preting the plans and purposes of the Committee.
The Committee on Immigration,, appointed at the
national conference held in Washington, December
12th, will submit its report. Hon. M. V. Richards,
Industrial Commissioner of the Southern Railway,
a member of the Committee, will be the representa
tive of the Committee at the Congress.
The report of the American Commission of Mu
nicipal Executives, which participated in the Inter
national Municipal Congress, in London, in July,
1914, will be made by Leßoy Hodges, of Virginia.
The American Commission was assembled under
the auspices of The Southern Commercial Congress.
The Latin-American Trade Committee, appointed
by Secretary Redfield, will be represented by sev
eral members and a report will be made to the
Congress by Clarence J. Owens, Managing Director
THE GOLDEN AGE
I love thee purely, as they turn from praise.
I love thee with the passion put to use
In my old griefs and with my childhood’s faith.
I love thee with a love, I seem to lose
With my lost saints. I love thee with the breath,
Smiles, tears, of all my life; and choose,
I shall but love thee better after death.”
Too often the flowers are kept until the nostril
is still in death. The kind word is held back until
the ear is beyond the reach of sound, or the heart
out of the realm of sympathy. If you have flowers
give them to the living. If you have a kind and
cheerful word speak it today and let the preachers
do the eulogy stunt after death. In a magazine I
read what at first seemed to me a piece of fool
ishness. You read it and then reread it, and then
read it again, and you will begin to appreciate its
wisdom and beauty. Some one writes in my Little
Boy: ‘Father,’ says he ‘What is life’ I give him a
tap in his little stomach, roll him over on the car
pet and conceal my emotion under a mighty romp.
Then when we sit breathless and tired I answer
gravely. ‘Life is delightful, my little boy. Don’t
you be afraid of it.’”
It is hard for one to awake to realize what un
selfish love is until he discovers it in the fields of
fatherhood or motherhood. I have my serious
doubts whether one can ever pray “Our Father” un
til he has looked into the face and felt the pull of

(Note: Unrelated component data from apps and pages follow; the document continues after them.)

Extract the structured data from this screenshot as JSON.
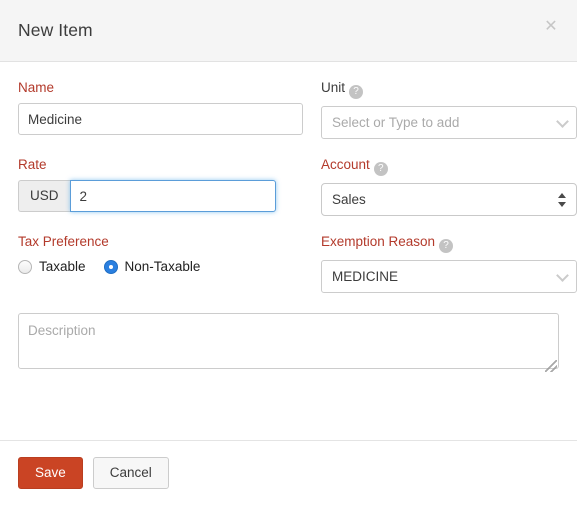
{
  "dialog": {
    "title": "New Item",
    "close_icon": "close-icon"
  },
  "form": {
    "name": {
      "label": "Name",
      "value": "Medicine",
      "required": true
    },
    "unit": {
      "label": "Unit",
      "placeholder": "Select or Type to add",
      "value": "",
      "help_icon": "help-circle-icon",
      "required": false
    },
    "rate": {
      "label": "Rate",
      "currency": "USD",
      "value": "2",
      "required": true,
      "focused": true
    },
    "account": {
      "label": "Account",
      "value": "Sales",
      "help_icon": "help-circle-icon",
      "required": true
    },
    "tax_preference": {
      "label": "Tax Preference",
      "required": true,
      "options": [
        {
          "label": "Taxable",
          "selected": false
        },
        {
          "label": "Non-Taxable",
          "selected": true
        }
      ]
    },
    "exemption_reason": {
      "label": "Exemption Reason",
      "value": "MEDICINE",
      "help_icon": "help-circle-icon",
      "required": true
    },
    "description": {
      "placeholder": "Description",
      "value": ""
    }
  },
  "footer": {
    "save_label": "Save",
    "cancel_label": "Cancel"
  },
  "colors": {
    "required_label": "#b33a2b",
    "primary_button": "#ca4424",
    "radio_selected": "#2a7fe0",
    "focus_border": "#5b9dd9",
    "header_bg": "#f5f5f5"
  }
}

little fingers around his heart-strings.
Home is poorer without mother, and it is but a
step above without children. Take out of this

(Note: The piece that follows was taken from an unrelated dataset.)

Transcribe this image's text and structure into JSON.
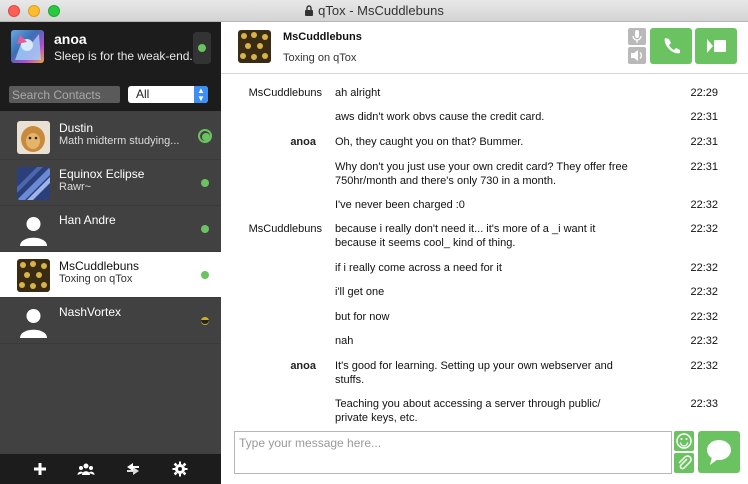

country our homelife and the prattle of children
and it would be a vast winderness of unhappiness.
Thrice blessed is the man who has a home, and
blessed above all men is that man who can, at the

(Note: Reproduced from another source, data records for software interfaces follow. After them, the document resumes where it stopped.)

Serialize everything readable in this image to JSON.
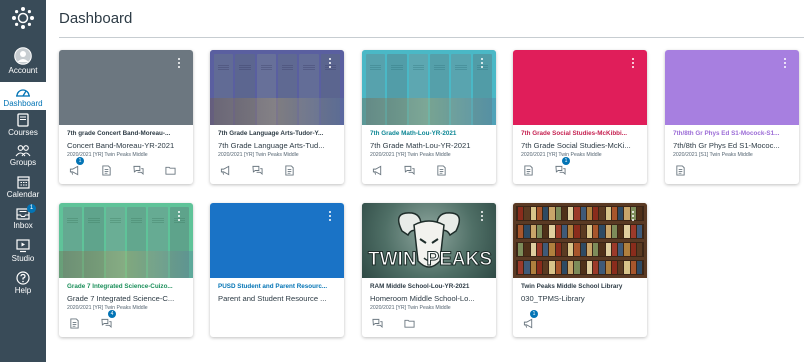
{
  "app": {
    "page_title": "Dashboard"
  },
  "nav": {
    "items": [
      {
        "label": "Account",
        "icon": "avatar-icon"
      },
      {
        "label": "Dashboard",
        "icon": "dashboard-icon"
      },
      {
        "label": "Courses",
        "icon": "book-icon"
      },
      {
        "label": "Groups",
        "icon": "groups-icon"
      },
      {
        "label": "Calendar",
        "icon": "calendar-icon"
      },
      {
        "label": "Inbox",
        "icon": "inbox-icon",
        "badge": "1"
      },
      {
        "label": "Studio",
        "icon": "studio-icon"
      },
      {
        "label": "Help",
        "icon": "help-icon"
      }
    ]
  },
  "colors": {
    "nav_bg": "#394b58",
    "accent": "#0374b5"
  },
  "cards": [
    {
      "name": "7th grade Concert Band-Moreau-...",
      "code": "Concert Band-Moreau-YR-2021",
      "term": "2020/2021 [YR] Twin Peaks Middle",
      "name_color": "#2d3b45",
      "hero_color": "#6c7780",
      "art": "plain",
      "icons": [
        {
          "icon": "announcement-icon",
          "badge": "1"
        },
        {
          "icon": "assignment-icon"
        },
        {
          "icon": "discussion-icon"
        },
        {
          "icon": "folder-icon"
        }
      ]
    },
    {
      "name": "7th Grade Language Arts-Tudor-Y...",
      "code": "7th Grade Language Arts-Tud...",
      "term": "2020/2021 [YR] Twin Peaks Middle",
      "name_color": "#2d3b45",
      "hero_color": "#5b5fa0",
      "art": "lockers",
      "icons": [
        {
          "icon": "announcement-icon"
        },
        {
          "icon": "discussion-icon"
        },
        {
          "icon": "assignment-icon"
        }
      ]
    },
    {
      "name": "7th Grade Math-Lou-YR-2021",
      "code": "7th Grade Math-Lou-YR-2021",
      "term": "2020/2021 [YR] Twin Peaks Middle",
      "name_color": "#0b8694",
      "hero_color": "#4ab8c6",
      "art": "lockers",
      "icons": [
        {
          "icon": "announcement-icon"
        },
        {
          "icon": "discussion-icon"
        },
        {
          "icon": "assignment-icon"
        }
      ]
    },
    {
      "name": "7th Grade Social Studies-McKibbi...",
      "code": "7th Grade Social Studies-McKi...",
      "term": "2020/2021 [YR] Twin Peaks Middle",
      "name_color": "#c51f4f",
      "hero_color": "#e01e5a",
      "art": "plain",
      "icons": [
        {
          "icon": "assignment-icon"
        },
        {
          "icon": "discussion-icon",
          "badge": "1"
        }
      ]
    },
    {
      "name": "7th/8th Gr Phys Ed S1-Mocock-S1...",
      "code": "7th/8th Gr Phys Ed S1-Mococ...",
      "term": "2020/2021 [S1] Twin Peaks Middle",
      "name_color": "#9b6bd6",
      "hero_color": "#a77fe0",
      "art": "plain",
      "icons": [
        {
          "icon": "assignment-icon"
        }
      ]
    },
    {
      "name": "Grade 7 Integrated Science-Cuizo...",
      "code": "Grade 7 Integrated Science-C...",
      "term": "2020/2021 [YR] Twin Peaks Middle",
      "name_color": "#1b8f5a",
      "hero_color": "#5fc39a",
      "art": "lockers",
      "icons": [
        {
          "icon": "assignment-icon"
        },
        {
          "icon": "discussion-icon",
          "badge": "4"
        }
      ]
    },
    {
      "name": "PUSD Student and Parent Resourc...",
      "code": "Parent and Student Resource ...",
      "term": "",
      "name_color": "#0374b5",
      "hero_color": "#1a73c6",
      "art": "plain",
      "icons": []
    },
    {
      "name": "RAM Middle School-Lou-YR-2021",
      "code": "Homeroom Middle School-Lo...",
      "term": "2020/2021 [YR] Twin Peaks Middle",
      "name_color": "#2d3b45",
      "hero_color": "#4a6e64",
      "art": "twinpeaks",
      "hero_text_left": "TWIN",
      "hero_text_right": "PEAKS",
      "icons": [
        {
          "icon": "discussion-icon"
        },
        {
          "icon": "folder-icon"
        }
      ]
    },
    {
      "name": "Twin Peaks Middle School Library",
      "code": "030_TPMS-Library",
      "term": "",
      "name_color": "#2d3b45",
      "hero_color": "#6b4a30",
      "art": "shelves",
      "icons": [
        {
          "icon": "announcement-icon",
          "badge": "1"
        }
      ]
    }
  ]
}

close of day, frolic with his own children and thus
drive away the ghosts of unhappiness.
“A charm from the skies seems to hallow us there
Which seek through the world is ne’er met with
Home, home, sweet, sweet home
Be it ever so humble there’s no place like home.”
of The Southern Commercial Congress, who is a
member of this committee.
The National Foreign Trade Council will be rep
resented by Mr. Jas. J. Farrell, President of the
United States Steel Corporation, and Mr. Willard
Straight, of Morgan & Company.
The National Association of Commercial Organi
zation Secretaries will be represented by Mr. W. C.
Culkins, of Cincinnati, and Mr. Lucius E. Wilson,
of East Dorset, Vermont.
Hon. Joseph E. Ransdell will be present, repre
senting the National Rivers and Harbors Congress,
and will deliver an address on “Our Rivers and
Harbors and Their Relation to Agriculture.”
The Inland Navigation Bureau will be represented
by its Manager, Hon. John M. Bernhard, of New
The Southern Commercial Secretaries’ Associa
tion, made up of the commercial executives of six
teen Southern States, will participate on the pro
gram, through several of its officials, including Mr.
Adolph Boldt, of Houston, Teaxs Past President of
the Association; Mr. Bruce Kennedy of Montgom
ery, Alabama, Past President; Mr. A. V. Snell, Past
Secretary, of Charleston, South Carolina; Mr. Carl
J. Baer, of Little Rock and Mr. Walter Parker.
Manager of the Progressive Union of New Orleans,
(Continued on page 11.)
RECREATION VERSUS DISSIPATION.
(Continued from page 2.)
ures and in his preparation to prepare himself for
a life worth while.
Therefore, be a Christian in your play and in
your work. Take no chances. Character is all that
is worth while in this world. Be right with God,
and right with man, and you shall be blessed for
ever more. Do not tamper with sin. It will bite.
Its sting is death.